App and web page records:
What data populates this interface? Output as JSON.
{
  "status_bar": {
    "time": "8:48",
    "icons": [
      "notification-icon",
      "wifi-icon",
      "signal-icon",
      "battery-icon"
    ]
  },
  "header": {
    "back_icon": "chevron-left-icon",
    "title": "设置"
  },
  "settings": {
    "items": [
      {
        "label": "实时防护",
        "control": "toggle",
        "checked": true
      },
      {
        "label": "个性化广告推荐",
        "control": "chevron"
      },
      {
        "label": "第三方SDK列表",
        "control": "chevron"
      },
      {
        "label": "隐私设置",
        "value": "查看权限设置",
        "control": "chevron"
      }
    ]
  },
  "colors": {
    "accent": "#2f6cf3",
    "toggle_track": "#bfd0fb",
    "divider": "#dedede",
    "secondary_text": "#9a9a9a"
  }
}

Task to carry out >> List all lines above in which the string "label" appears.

Response for this exercise >>
        "label": "实时防护",
        "label": "个性化广告推荐",
        "label": "第三方SDK列表",
        "label": "隐私设置",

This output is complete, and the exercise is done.